The Hayne Royal Commission Interim Report, Director Identification Numbers to combat illegal phoenixing, and the ACNC's five-year review are on the AICD agenda this month.
The Royal Commission into Misconduct in the Banking, Superannuation and Financial Services Industry continues to dominate governance discussions, with good reason. Public hearings to date have explored a range of issues in financial services, including in this (as required by the terms of reference) whether “culture and governance practices” have contributed to misconduct and/or conduct that has fallen below “community standards and expectations”.
Under the timetable set out in the Letters Patent, Commissioner Kenneth Hayne AC QC is to present an Interim Report to the Governor-General by 30 September, and a final report by 1 February 2019.
At the time of writing, we are waiting for the Interim Report. It will focus on the Royal Commission’s first four rounds of public hearings — covering consumer lending, financial advice, SME finance and experience with financial services entities in regional and remote communities. Without pre-empting the Royal Commission’s work, the AICD anticipates the Interim Report may include consideration of conduct and compliance issues arising from hearings to date and possible policy alternatives to improve customer outcomes and governance practices in financial services. Public and stakeholder responses to the Interim Report will be invited over a four-week period.
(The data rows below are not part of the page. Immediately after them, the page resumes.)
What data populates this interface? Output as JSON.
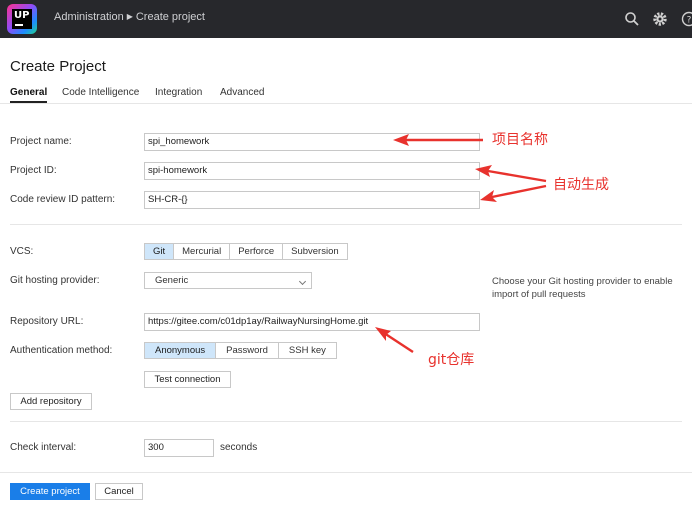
{
  "header": {
    "logo_text": "UP",
    "breadcrumb": [
      "Administration",
      "Create project"
    ],
    "icons": [
      "search-icon",
      "gear-icon",
      "help-icon"
    ]
  },
  "page": {
    "title": "Create Project",
    "tabs": [
      {
        "label": "General",
        "active": true
      },
      {
        "label": "Code Intelligence",
        "active": false
      },
      {
        "label": "Integration",
        "active": false
      },
      {
        "label": "Advanced",
        "active": false
      }
    ]
  },
  "form": {
    "project_name": {
      "label": "Project name:",
      "value": "spi_homework"
    },
    "project_id": {
      "label": "Project ID:",
      "value": "spi-homework"
    },
    "code_review": {
      "label": "Code review ID pattern:",
      "value": "SH-CR-{}"
    },
    "vcs": {
      "label": "VCS:",
      "options": [
        "Git",
        "Mercurial",
        "Perforce",
        "Subversion"
      ],
      "selected": "Git"
    },
    "hosting": {
      "label": "Git hosting provider:",
      "value": "Generic",
      "hint": "Choose your Git hosting provider to enable import of pull requests"
    },
    "repo_url": {
      "label": "Repository URL:",
      "value": "https://gitee.com/c01dp1ay/RailwayNursingHome.git"
    },
    "auth": {
      "label": "Authentication method:",
      "options": [
        "Anonymous",
        "Password",
        "SSH key"
      ],
      "selected": "Anonymous"
    },
    "test_connection": "Test connection",
    "add_repository": "Add repository",
    "check_interval": {
      "label": "Check interval:",
      "value": "300",
      "unit": "seconds"
    }
  },
  "actions": {
    "create": "Create project",
    "cancel": "Cancel"
  },
  "annotations": {
    "project_name_note": "项目名称",
    "auto_generated_note": "自动生成",
    "git_repo_note": "git仓库"
  },
  "colors": {
    "topbar": "#27282c",
    "primary": "#1a7ee8",
    "selected": "#cfe6fa",
    "annotation": "#e8322d"
  }
}
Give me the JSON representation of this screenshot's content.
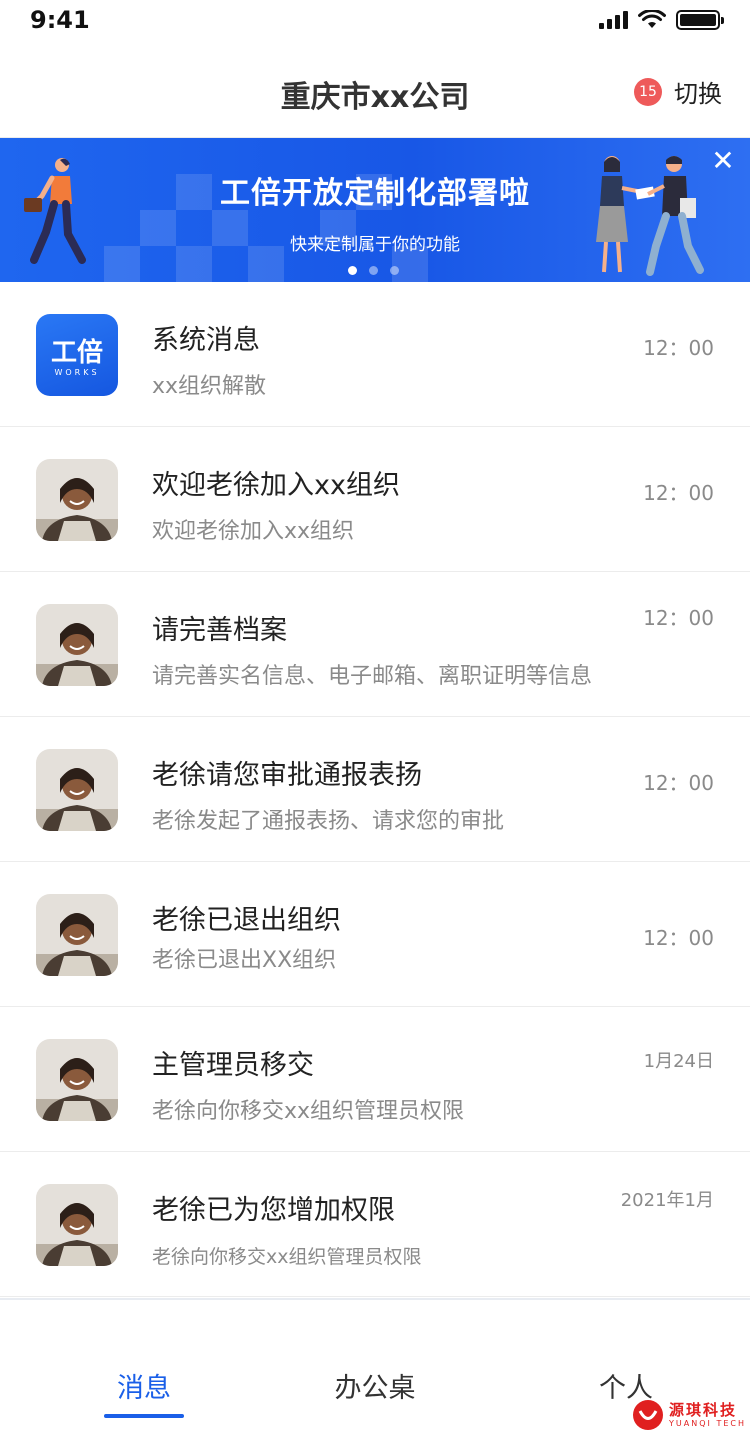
{
  "status_bar": {
    "time": "9:41"
  },
  "header": {
    "title": "重庆市xx公司",
    "badge_count": "15",
    "switch_label": "切换"
  },
  "banner": {
    "title": "工倍开放定制化部署啦",
    "subtitle": "快来定制属于你的功能",
    "close_icon": "close-icon",
    "page_count": 3,
    "active_page": 1
  },
  "system_logo": {
    "name": "工倍",
    "sub": "WORKS"
  },
  "messages": [
    {
      "title": "系统消息",
      "subtitle": "xx组织解散",
      "time": "12：00",
      "avatar": "system-logo"
    },
    {
      "title": "欢迎老徐加入xx组织",
      "subtitle": "欢迎老徐加入xx组织",
      "time": "12：00",
      "avatar": "user-photo"
    },
    {
      "title": "请完善档案",
      "subtitle": "请完善实名信息、电子邮箱、离职证明等信息",
      "time": "12：00",
      "avatar": "user-photo"
    },
    {
      "title": "老徐请您审批通报表扬",
      "subtitle": "老徐发起了通报表扬、请求您的审批",
      "time": "12：00",
      "avatar": "user-photo"
    },
    {
      "title": "老徐已退出组织",
      "subtitle": "老徐已退出XX组织",
      "time": "12：00",
      "avatar": "user-photo"
    },
    {
      "title": "主管理员移交",
      "subtitle": "老徐向你移交xx组织管理员权限",
      "time": "1月24日",
      "avatar": "user-photo"
    },
    {
      "title": "老徐已为您增加权限",
      "subtitle": "老徐向你移交xx组织管理员权限",
      "time": "2021年1月",
      "avatar": "user-photo"
    }
  ],
  "tabbar": {
    "tabs": [
      {
        "label": "消息",
        "active": true
      },
      {
        "label": "办公桌",
        "active": false
      },
      {
        "label": "个人",
        "active": false
      }
    ]
  },
  "watermark": {
    "cn": "源琪科技",
    "en": "YUANQI TECH"
  },
  "colors": {
    "accent": "#1a5fe8",
    "badge": "#ee5a5a",
    "banner": "#1857e6"
  }
}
The AICD will be seeking to consult with members on policy issues raised in the Interim Report and welcomes feedback from members in formulating its response. Please email Advocacy Policy here if you would like to provide comments on issues raised in the report.
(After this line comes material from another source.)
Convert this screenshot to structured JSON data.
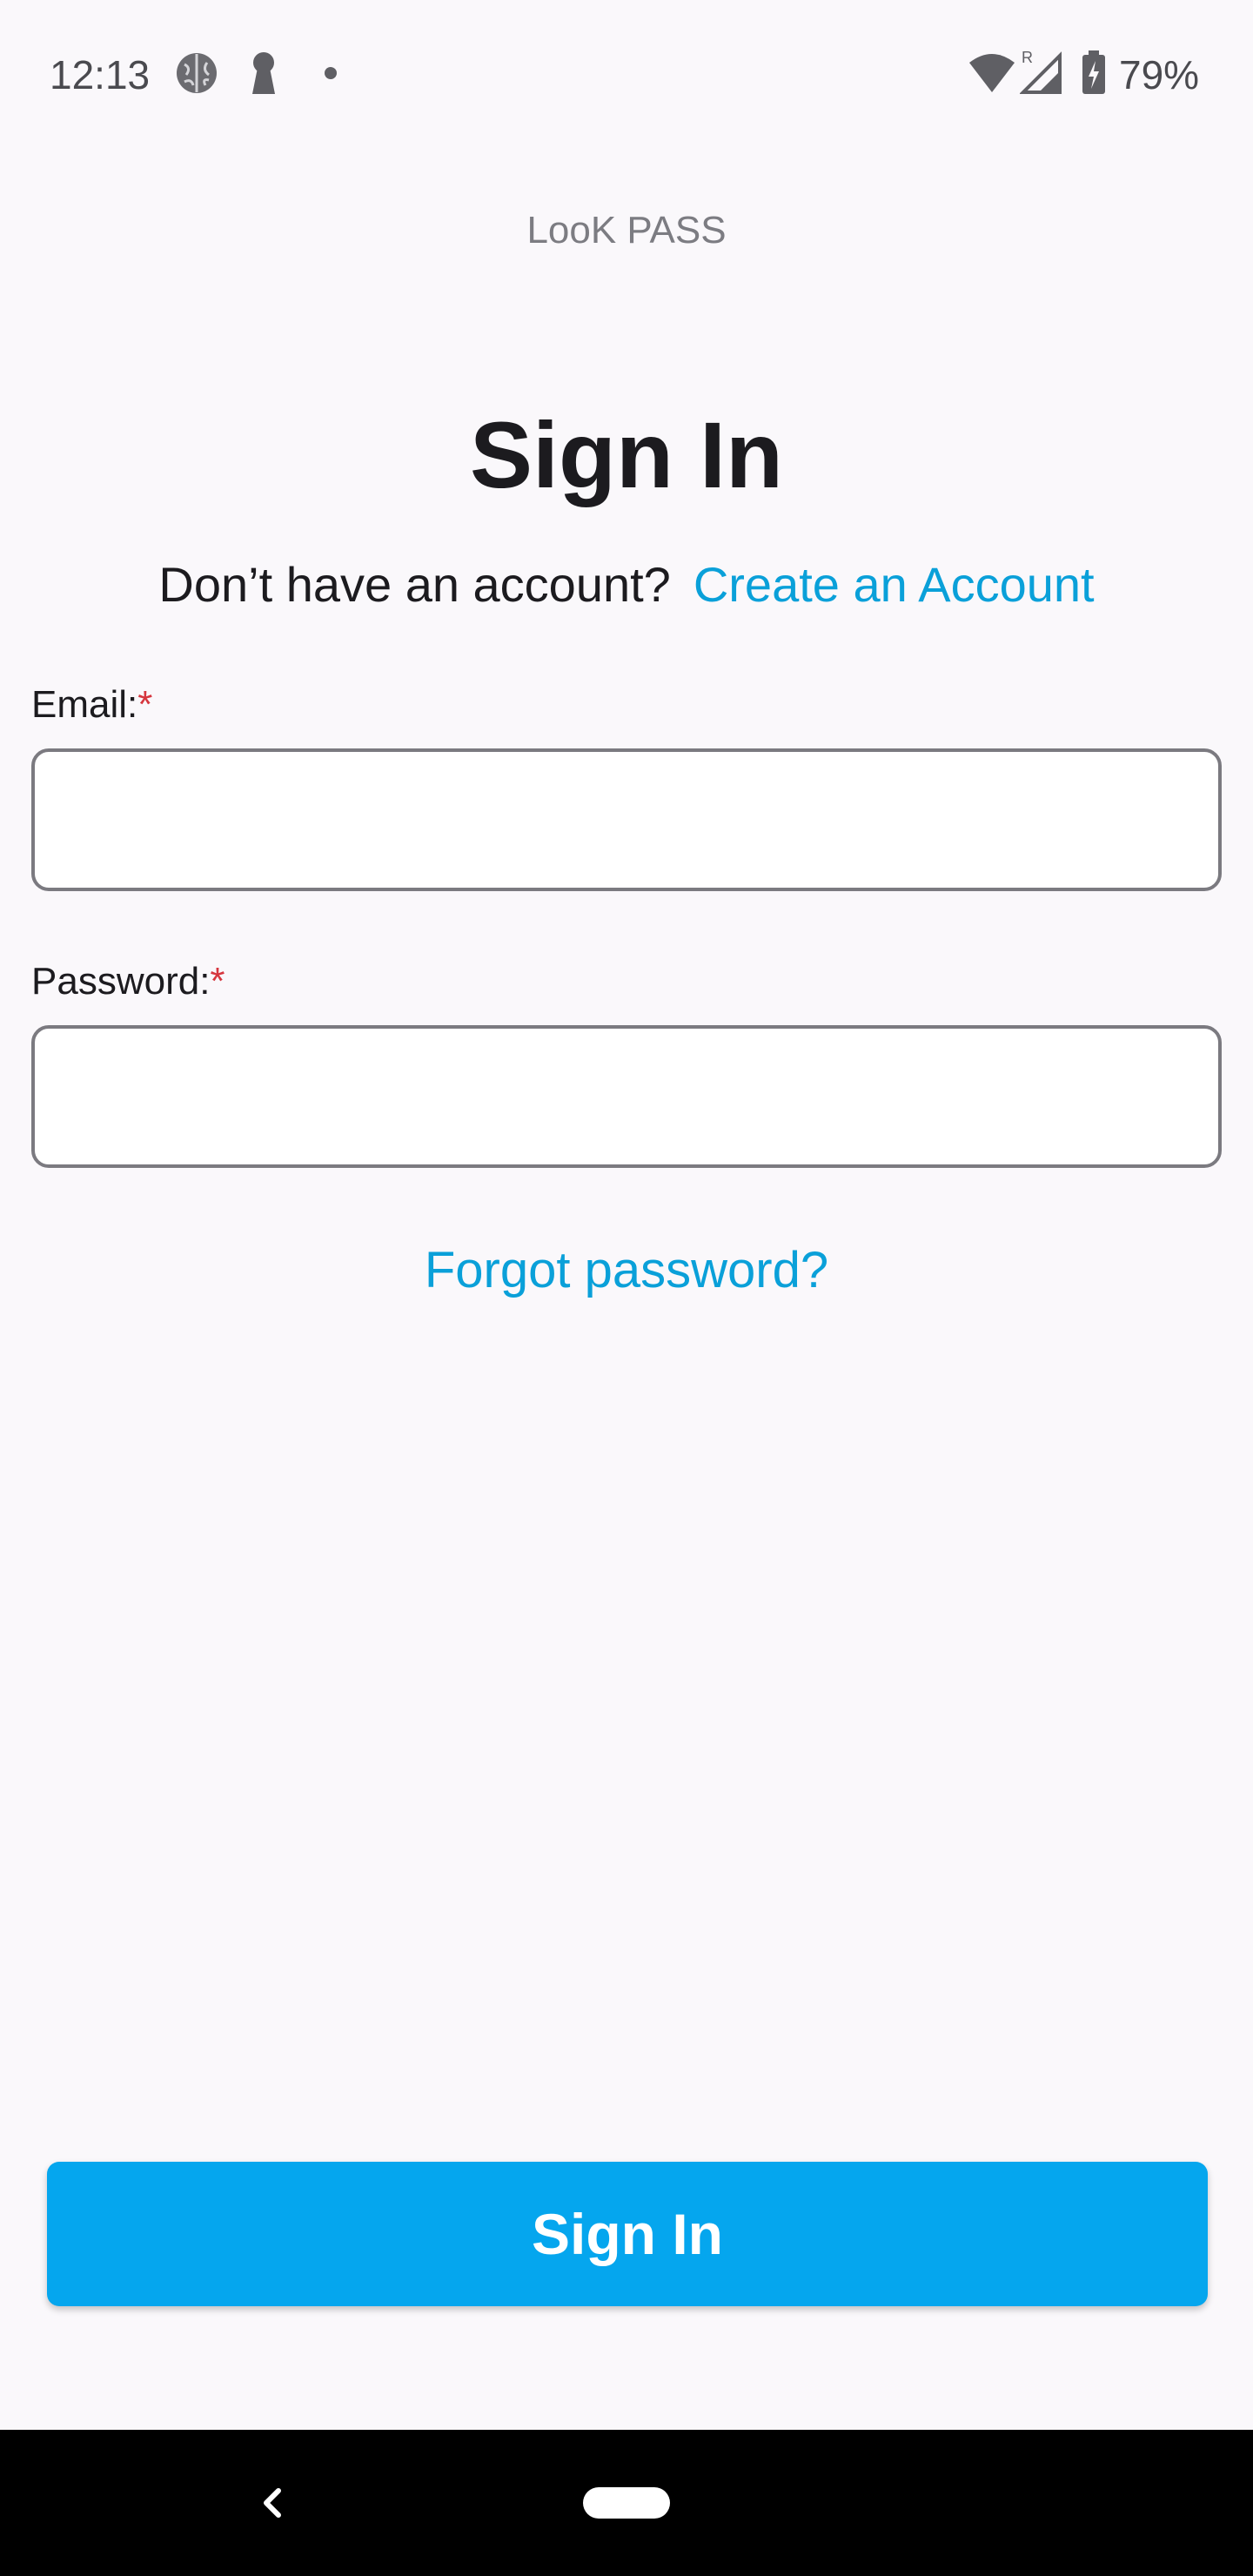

The Royal Commission had, at the end of August, received more than 8600 public submissions, published 29 background papers and held five detailed public hearings focused on aspects of financial services. The Royal Commission concluded hearings into superannuation in August, examining a range of conduct and policy issues in closing submissions. Hearings on the insurance sector will be held 10–21 September, to be followed with a round of hearings on policy issues commencing on 19 November.
Director identification numbers
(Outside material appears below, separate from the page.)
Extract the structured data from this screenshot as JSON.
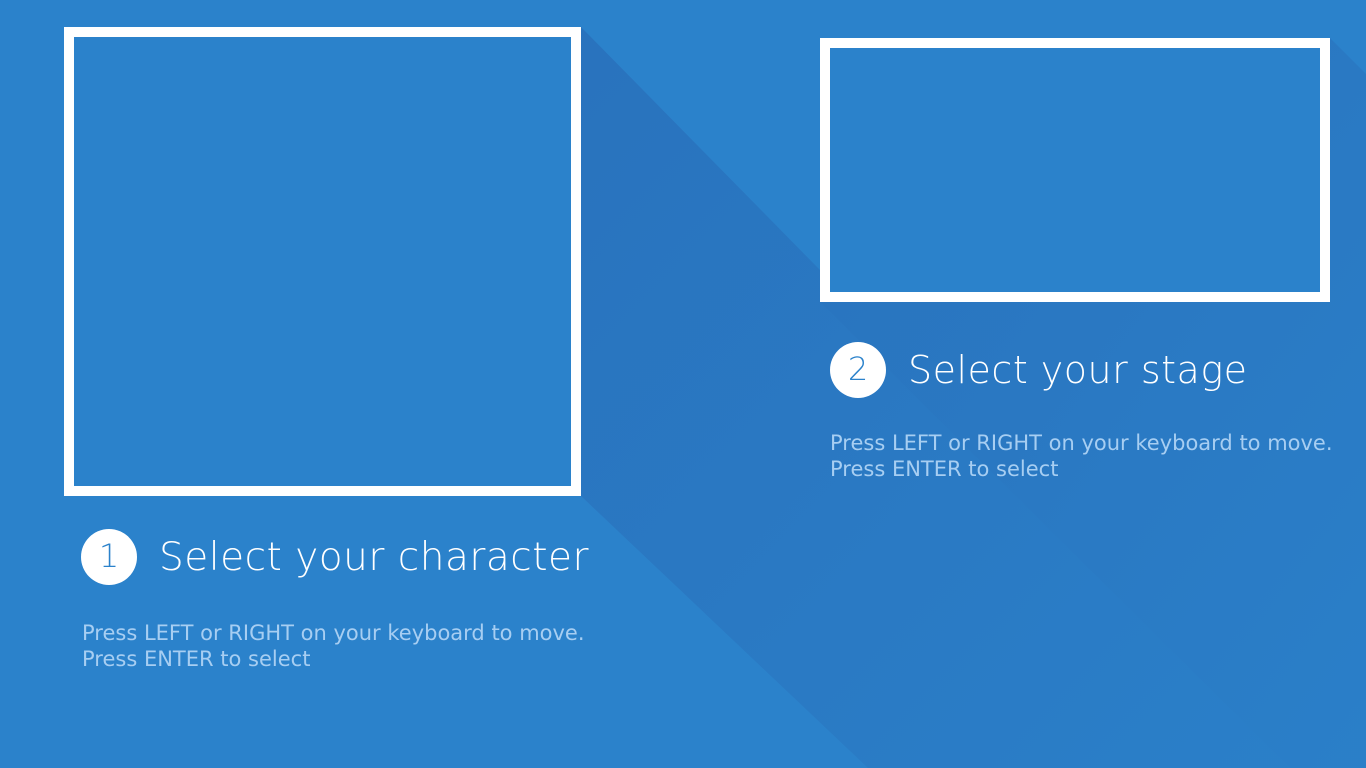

The AICD supports the concept of director identification numbers (DINs). DINs involve a trackable, unique identifier for directors that could be linked to more robust ID verification. If well implemented, DINs should support anti-phoenixing measures and action by regulators.
While the vast majority of Australia’s 2.5 million directors govern their organisations with integrity and accountability, fraudulent phoenix activity by a small number of people hurts the economy, employees and creditors — and the reputation of directors overall. We strongly support targeted measures to effectively combat this activity.
The availability of detailed personal information about directors creates unnecessary risks in terms of safety, identity theft and privacy.
Critically, a DIN system also presents an opportunity to address one of the AICD’s long-standing privacy concerns — director personal information held on publicly accessible ASIC registers. In the AICD’s view, the availability of detailed personal information about directors creates unnecessary risks in terms of safety, identity theft and privacy. Significant progress has been made in both the UK and New Zealand in removing unnecessary details from public registers. It is time for Australia to do the same, and the introduction of DINs would support this reform.
We made these points in a recent Federal Treasury consultation on modernising business registers, which is looking at reforms to a range of government registers as well as scoping DIN issues.
The implementation of DINs is part of an overall register reform project, a significant undertaking by government, with a range of linked reforms. It will also have significant practical impacts on directors and aspiring directors. Input from members will be particularly important.
Close to 500 members provided initial feedback on the consultation paper through our Leaders’ Pulse survey group. Based on this feedback, more than 93 per cent of respondents were supportive of an online application process as long as it is simple, while only 13 per cent considered residential information should be continue to be publicly available.
Email us here to join the AICD’s Leaders’ Pulse survey group.
Contact AICD senior policy advisor Kerry Hicks here for further information.
Already a member?
Login to view this content